Where are They Secreted From?
Hormones are secreted from the endocrine glands in the body. The glands are ductless, which means that hormones are secreted directly into the blood stream rather than by way of ducts. Some of the major endocrine glands in the body include:
- Pituitary gland
- Pineal gland
- Adrenal glands
These organs secrete hormone in microscopic amounts and it takes only very small amounts to bring about major changes in the body. Even a very slight excess of hormone secretion can lead to disease states, as can the slightest deficiency in a hormone.
What Is the Endocrine System?

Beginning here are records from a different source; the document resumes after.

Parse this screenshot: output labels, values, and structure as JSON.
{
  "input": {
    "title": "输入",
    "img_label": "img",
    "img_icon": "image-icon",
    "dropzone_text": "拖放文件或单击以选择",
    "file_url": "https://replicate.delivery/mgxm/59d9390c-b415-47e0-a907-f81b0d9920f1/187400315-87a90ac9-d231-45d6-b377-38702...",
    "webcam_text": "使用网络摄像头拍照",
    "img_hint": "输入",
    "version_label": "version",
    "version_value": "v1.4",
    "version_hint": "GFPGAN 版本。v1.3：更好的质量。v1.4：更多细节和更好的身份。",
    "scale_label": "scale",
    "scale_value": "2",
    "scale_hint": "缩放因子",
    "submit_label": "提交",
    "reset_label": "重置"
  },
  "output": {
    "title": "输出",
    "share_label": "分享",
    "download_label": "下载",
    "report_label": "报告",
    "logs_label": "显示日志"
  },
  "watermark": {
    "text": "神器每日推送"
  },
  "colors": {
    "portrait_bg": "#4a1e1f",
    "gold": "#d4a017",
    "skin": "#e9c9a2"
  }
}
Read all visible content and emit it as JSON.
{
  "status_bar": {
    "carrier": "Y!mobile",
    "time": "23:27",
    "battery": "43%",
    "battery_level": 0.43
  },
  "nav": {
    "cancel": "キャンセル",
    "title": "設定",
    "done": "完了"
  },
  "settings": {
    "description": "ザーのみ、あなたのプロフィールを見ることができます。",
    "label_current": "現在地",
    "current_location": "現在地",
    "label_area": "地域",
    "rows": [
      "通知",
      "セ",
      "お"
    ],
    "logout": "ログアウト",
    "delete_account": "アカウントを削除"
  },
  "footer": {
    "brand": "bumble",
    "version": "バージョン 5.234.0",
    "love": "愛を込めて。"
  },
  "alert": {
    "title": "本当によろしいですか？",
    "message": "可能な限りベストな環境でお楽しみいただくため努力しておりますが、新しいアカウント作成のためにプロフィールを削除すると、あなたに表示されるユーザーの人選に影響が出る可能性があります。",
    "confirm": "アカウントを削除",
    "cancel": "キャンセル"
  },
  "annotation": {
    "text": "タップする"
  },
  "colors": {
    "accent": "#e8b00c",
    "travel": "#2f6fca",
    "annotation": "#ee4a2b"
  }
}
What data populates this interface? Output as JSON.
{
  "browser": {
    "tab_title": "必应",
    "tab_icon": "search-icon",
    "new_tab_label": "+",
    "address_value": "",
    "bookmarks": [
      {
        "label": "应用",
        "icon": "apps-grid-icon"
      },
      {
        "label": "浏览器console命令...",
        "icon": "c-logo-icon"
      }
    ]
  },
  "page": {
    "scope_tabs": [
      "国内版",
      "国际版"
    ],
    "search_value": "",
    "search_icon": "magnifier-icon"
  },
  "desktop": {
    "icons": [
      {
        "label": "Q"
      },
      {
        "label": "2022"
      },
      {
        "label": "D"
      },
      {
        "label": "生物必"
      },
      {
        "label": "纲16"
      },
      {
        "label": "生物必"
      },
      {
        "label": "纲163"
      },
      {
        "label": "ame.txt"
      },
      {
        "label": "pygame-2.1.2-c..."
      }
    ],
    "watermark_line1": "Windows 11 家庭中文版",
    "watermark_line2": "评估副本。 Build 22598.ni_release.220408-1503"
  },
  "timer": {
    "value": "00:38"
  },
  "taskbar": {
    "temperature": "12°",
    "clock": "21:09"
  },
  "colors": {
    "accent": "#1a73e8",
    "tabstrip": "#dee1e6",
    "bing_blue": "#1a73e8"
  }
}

The endocrine system is the network of glands that are responsible for producing and dispersing hormones. Moreover, the endocrine system is also responsible for regulating some extremely important bodily functions including body temperature, metabolism, body growth and sexual development. The endocrine system is made up of primary and secondary organs. The primary organs include the pancreas, hypothalamus and the pituitary, thyroid, pineal, and parathyroid and adrenal glands. The secondary organs include the kidneys, heart, gonads, and thymus.
How Do Hormones Get Released?
Just like most bodily functions, everything starts in the brain. Located in the brain are the hypothalamus and the pituitary glands, which are the centers of endocrine system. The hypothalamus receives signals from other parts of the brain and translates them into endocrine language: hormones. Once these signals are set in motion, other signals decide whether to inhibit or release certain hormones. Some of these hormones will act directly, which will later affect muscular development or start processes like birth and nurturing. Others will send signals indirectly to secondary organs.
Types of Hormones
The body has many different hormones, but certain types have a bigger role to play in the body's health and well-being. Understanding these roles is very important for those who are looking to protect and manage their health.
For women, estrogen is the main sex hormone. It causes puberty, prepares the body and uterus for pregnancy, and regulates the menstrual cycle. During menopause, estrogen level changes cause many of the uncomfortable symptoms women often experience.
Progesterone is very similar to estrogen but is not considered the main sex hormone. Like estrogen, it assists with the menstrual cycle and plays a role in pregnancy.
Cortisol has been called the "stress hormone" because of the way it assists the body in responding to stress. This is just one of several functions of this important hormone.
Melatonin levels change throughout the day, increasing after dark to trigger the responses that cause sleep.
Testosterone is the main sex hormone in men. It causes puberty, increases bone density, triggers facial hair growth, and causes muscle mass growth and strength.
What Do Hormones Do?
Hormones are essential to many different bodily functions and changes. Furthermore, hormones play a huge part in life from puberty and childbearing to feeling sleepy or happy. They can make you gain or lose weight and regulate ovulation and menstruation. The list of functions affected by hormones is almost endless. The health of your hormone-producing glands can have a huge impact on your life. For example, if a part of your endocrine system isn’t working, you can expect to see a significant impact in your life. Symptoms will vary depending on which organs or glands are affected.
When they are in proper balance, hormones can help the body thrive. On the other hand, small problems with hormones can cause serious and life-altering symptoms. If you have concerns about any of your hormones, talk to a qualified endocrinologist.